Even though I worked in the Operating Theatre I was still very nervous about the procedure. I did know exactly what was going to happen. I had the greatest faith in all the people involved. Once into the Anaesthetic Room where I was put to sleep I knew no more until I woke up on the ward. I had been aware of all the intravenous lines I would have in so it wasn’t a shock. I also had a urinary catheter in. I was very pleased about this as no way would I have been able to get out of bed.
It became quite obvious that my urinary output was not what it was expected to be. There was very little being passed through the catheter. This was a worry as it could mean that the new kidney was not working. I was also very full of fluid and very odematous. I had put on 10 kgs literally overnight. By this time I was able to get myself out of bed but my legs were like lead weights and I couldn’t bend my knees or ankles. This did make it very difficult to mobilise.
A few days went by and many discussions took place as to what to do regarding the kidney. Eventually it was decided to put me on to a regime of medication to give the new kidney a kick. It was thought to be what they called “Sleepy”. I then had to have a new line put in my neck so these drugs could be administered more easily. This was quite an experience, remembering that these are most often inserted when you are asleep.
Well over the next few days I was given a cocktail of drugs which included some cytotoxic ones. I was put into a single room to keep me safe.
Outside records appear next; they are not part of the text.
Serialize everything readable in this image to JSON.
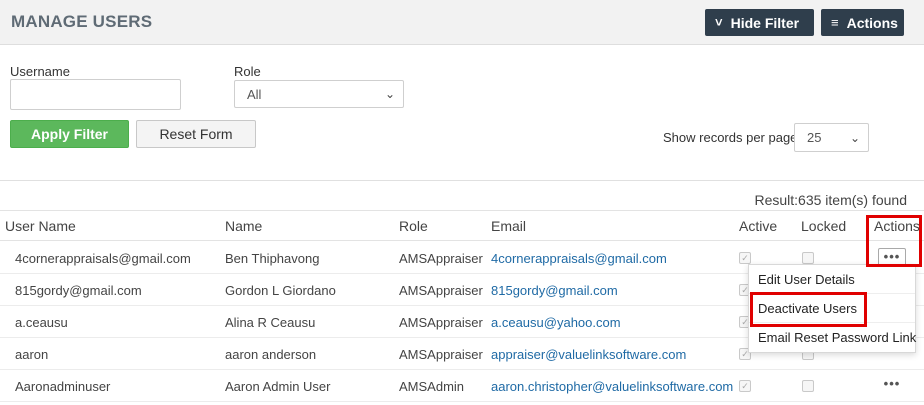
{
  "header": {
    "title": "MANAGE USERS",
    "hide_filter_label": "Hide Filter",
    "actions_label": "Actions"
  },
  "filters": {
    "username_label": "Username",
    "username_value": "",
    "role_label": "Role",
    "role_selected": "All",
    "apply_label": "Apply Filter",
    "reset_label": "Reset Form",
    "records_label": "Show records per page",
    "records_selected": "25"
  },
  "result_text": "Result:635 item(s) found",
  "table": {
    "columns": [
      "User Name",
      "Name",
      "Role",
      "Email",
      "Active",
      "Locked",
      "Actions"
    ],
    "rows": [
      {
        "username": "4cornerappraisals@gmail.com",
        "name": "Ben Thiphavong",
        "role": "AMSAppraiser",
        "email": "4cornerappraisals@gmail.com",
        "active": true,
        "locked": false
      },
      {
        "username": "815gordy@gmail.com",
        "name": "Gordon L Giordano",
        "role": "AMSAppraiser",
        "email": "815gordy@gmail.com",
        "active": true,
        "locked": false
      },
      {
        "username": "a.ceausu",
        "name": "Alina R Ceausu",
        "role": "AMSAppraiser",
        "email": "a.ceausu@yahoo.com",
        "active": true,
        "locked": false
      },
      {
        "username": "aaron",
        "name": "aaron anderson",
        "role": "AMSAppraiser",
        "email": "appraiser@valuelinksoftware.com",
        "active": true,
        "locked": false
      },
      {
        "username": "Aaronadminuser",
        "name": "Aaron Admin User",
        "role": "AMSAdmin",
        "email": "aaron.christopher@valuelinksoftware.com",
        "active": true,
        "locked": false
      }
    ]
  },
  "actions_menu": {
    "items": [
      "Edit User Details",
      "Deactivate Users",
      "Email Reset Password Link"
    ]
  },
  "icons": {
    "hide_filter": "chevrons-up-icon",
    "actions": "menu-lines-icon",
    "row_actions": "ellipsis-icon",
    "select": "chevron-down-icon"
  },
  "colors": {
    "header_button": "#2f3e4c",
    "apply_button": "#5cb85c",
    "link": "#1f6aa5",
    "highlight": "#e00000"
  }
}
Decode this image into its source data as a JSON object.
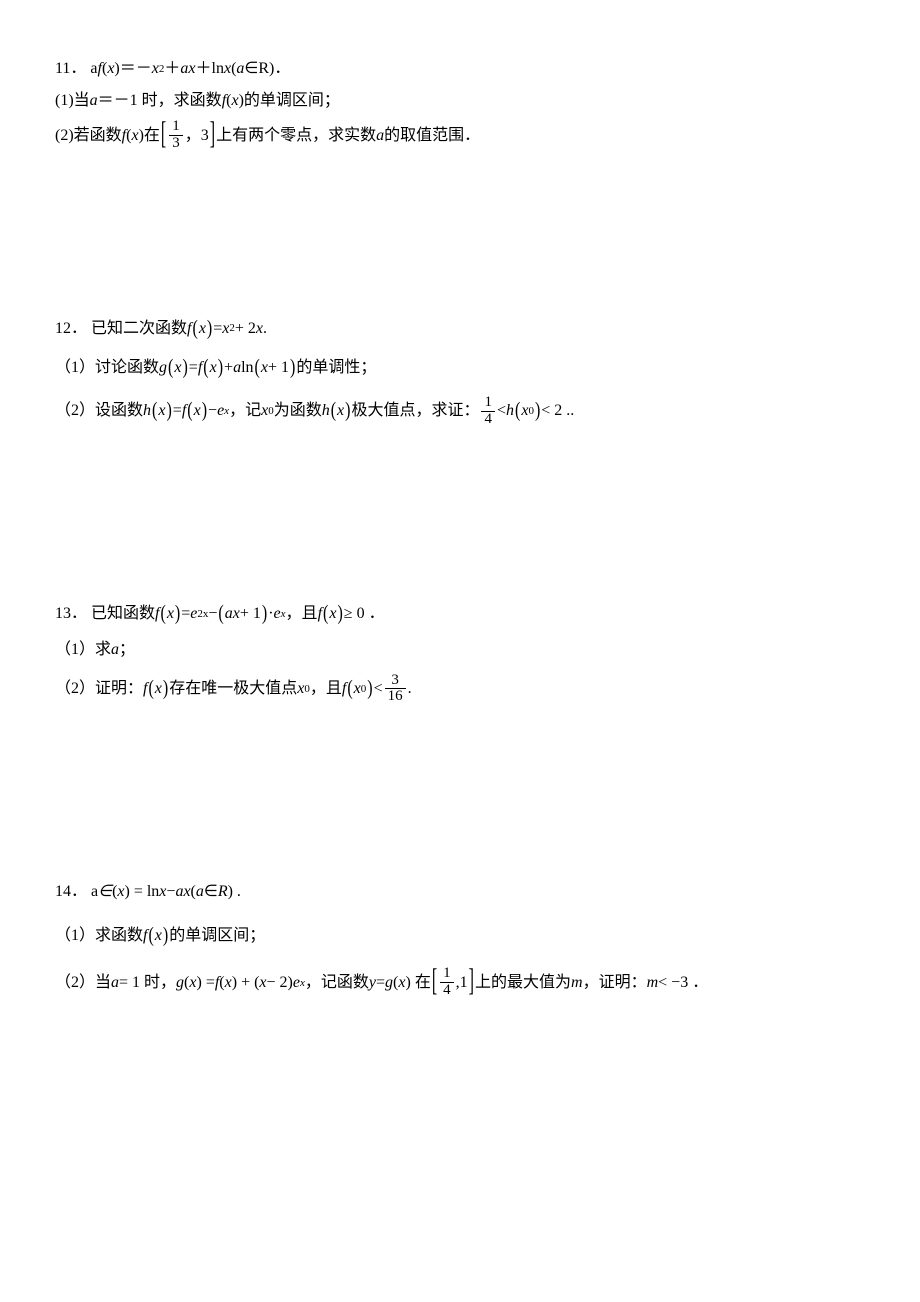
{
  "p11": {
    "num": "11．",
    "stem_a": "a",
    "stem_fx": "f",
    "stem_b": "(",
    "stem_x": "x",
    "stem_c": ")＝－",
    "stem_x2": "x",
    "stem_sq": "2",
    "stem_d": "＋",
    "stem_ax_a": "a",
    "stem_ax_x": "x",
    "stem_e": "＋ln ",
    "stem_lnx": "x",
    "stem_f": "(",
    "stem_g": "∈R)．",
    "q1_a": "(1)当 ",
    "q1_var": "a",
    "q1_b": "＝－1 时，求函数 ",
    "q1_fx": "f",
    "q1_c": "(",
    "q1_x": "x",
    "q1_d": ")的单调区间；",
    "q2_a": "(2)若函数 ",
    "q2_fx": "f",
    "q2_b": "(",
    "q2_x": "x",
    "q2_c": ")在",
    "q2_fn": "1",
    "q2_fd": "3",
    "q2_d": "，3",
    "q2_e": "上有两个零点，求实数 ",
    "q2_var": "a",
    "q2_f": " 的取值范围．"
  },
  "p12": {
    "num": "12．",
    "stem_a": "已知二次函数 ",
    "stem_f": "f",
    "stem_lp": "(",
    "stem_x": "x",
    "stem_rp": ")",
    "stem_eq": " = ",
    "stem_x1": "x",
    "stem_sq": "2",
    "stem_plus": " + 2",
    "stem_x2": "x",
    "stem_end": " .",
    "q1_a": "（1）讨论函数 ",
    "q1_g": "g",
    "q1_lp1": "(",
    "q1_x1": "x",
    "q1_rp1": ")",
    "q1_eq": " = ",
    "q1_f": "f",
    "q1_lp2": "(",
    "q1_x2": "x",
    "q1_rp2": ")",
    "q1_plus": " + ",
    "q1_a_var": "a",
    "q1_ln": " ln",
    "q1_lp3": "(",
    "q1_x3": "x",
    "q1_pl1": " + 1",
    "q1_rp3": ")",
    "q1_end": " 的单调性；",
    "q2_a": "（2）设函数 ",
    "q2_h": "h",
    "q2_lp1": "(",
    "q2_x1": "x",
    "q2_rp1": ")",
    "q2_eq": " = ",
    "q2_f": "f",
    "q2_lp2": "(",
    "q2_x2": "x",
    "q2_rp2": ")",
    "q2_minus": " − ",
    "q2_e": "e",
    "q2_ex": "x",
    "q2_b": "，记 ",
    "q2_x0": "x",
    "q2_sub0": "0",
    "q2_c": " 为函数 ",
    "q2_h2": "h",
    "q2_lp3": "(",
    "q2_x3": "x",
    "q2_rp3": ")",
    "q2_d": " 极大值点，求证：",
    "q2_fn": "1",
    "q2_fd": "4",
    "q2_lt1": " < ",
    "q2_h3": "h",
    "q2_lp4": "(",
    "q2_x4": "x",
    "q2_sub4": "0",
    "q2_rp4": ")",
    "q2_lt2": " < 2 .."
  },
  "p13": {
    "num": "13．",
    "stem_a": "已知函数 ",
    "stem_f": "f",
    "stem_lp": "(",
    "stem_x": "x",
    "stem_rp": ")",
    "stem_eq": " = ",
    "stem_e": "e",
    "stem_2x": "2x",
    "stem_minus": " − ",
    "stem_lp2": "(",
    "stem_ax_a": "a",
    "stem_ax_x": "x",
    "stem_pl1": " + 1",
    "stem_rp2": ")",
    "stem_dot": "·",
    "stem_e2": "e",
    "stem_ex": "x",
    "stem_b": "，且 ",
    "stem_f2": "f",
    "stem_lp3": "(",
    "stem_x3": "x",
    "stem_rp3": ")",
    "stem_ge": " ≥ 0 ．",
    "q1_a": "（1）求 ",
    "q1_var": "a",
    "q1_b": "；",
    "q2_a": "（2）证明：",
    "q2_f": "f",
    "q2_lp1": "(",
    "q2_x1": "x",
    "q2_rp1": ")",
    "q2_b": " 存在唯一极大值点 ",
    "q2_x0": "x",
    "q2_sub0": "0",
    "q2_c": "，且 ",
    "q2_f2": "f",
    "q2_lp2": "(",
    "q2_x2": "x",
    "q2_sub2": "0",
    "q2_rp2": ")",
    "q2_lt": " < ",
    "q2_fn": "3",
    "q2_fd": "16",
    "q2_end": "."
  },
  "p14": {
    "num": "14．",
    "stem_a": "a",
    "stem_f": " ∈ ",
    "stem_b": " (",
    "stem_x": "x",
    "stem_c": ") = ln ",
    "stem_x2": "x",
    "stem_d": " − ",
    "stem_ax_a": "a",
    "stem_ax_x": "x",
    "stem_e": "(",
    "stem_R": "R",
    "stem_g": ") .",
    "q1_a": "（1）求函数 ",
    "q1_f": "f",
    "q1_lp": "(",
    "q1_x": "x",
    "q1_rp": ")",
    "q1_b": " 的单调区间；",
    "q2_a": "（2）当 ",
    "q2_var": "a",
    "q2_b": " = 1 时，",
    "q2_g": "g",
    "q2_c": "(",
    "q2_x1": "x",
    "q2_d": ") = ",
    "q2_f": "f",
    "q2_e": " (",
    "q2_x2": "x",
    "q2_ff": ") + (",
    "q2_x3": "x",
    "q2_g2": " − 2)",
    "q2_ee": "e",
    "q2_ex": "x",
    "q2_h": "，记函数 ",
    "q2_y": "y",
    "q2_i": " = ",
    "q2_g3": "g",
    "q2_j": "(",
    "q2_x4": "x",
    "q2_k": ") 在",
    "q2_fn": "1",
    "q2_fd": "4",
    "q2_l": ",1",
    "q2_m": "上的最大值为 ",
    "q2_mm": "m",
    "q2_n": " ，证明：",
    "q2_mm2": "m",
    "q2_o": " < −3 ．"
  }
}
I was also given a blood transfusion. Well after a few more days my new kidney suddenly started working and it was a bit like Niagara Falls. Luckily I had my own toilet in the room as I was passing about 5,000 mls of urine every day. The other problem was that some of the medication I had been given also made my bowels very loose so there was a bit of urgency involved it that respect. I had to request softer toilet paper and some soothing cream as my poor bottom became very sore.
After about 3 weeks I had lost all the extra weight I had put on and was feeling much better. I was now able to feel the benefit of my new kidney. I was put on a new regime of drugs and allowed to go home.
I had to return to Outpatients Clinics twice a week for the first month, then once a week. It was necessary to keep a close check on my blood levels and how the medication was working. The dosages had to be altered quite regularly.
Of course once I had the Transplant I was now allowed to eat and drink almost normally. There were a few foods that I am still not allowed but nothing like the amounts I had to avoid when on dialysis. The fluid intake was to be as much a possible which was great. I was able to enjoy a proper cup of tea again.
As the days and months went by the medication were altered on a regular basis. After quite some months things really began to settle down. I was admitted to have the Dialysis tube removed from my abdomen. This was lovely to be free of that.
My life completely changed and I was free to do almost anything I wanted. I have now had my Transplant for well over 14 years. I have had no problems in that time. I do have trouble keeping my weight down and it is always a battle to lose weight. I continue to be monitored regulary and have Outpatient Appointments every 3 months.
I am so grateful for the family of my donor for being so selfless in allowing a kidney to be donated.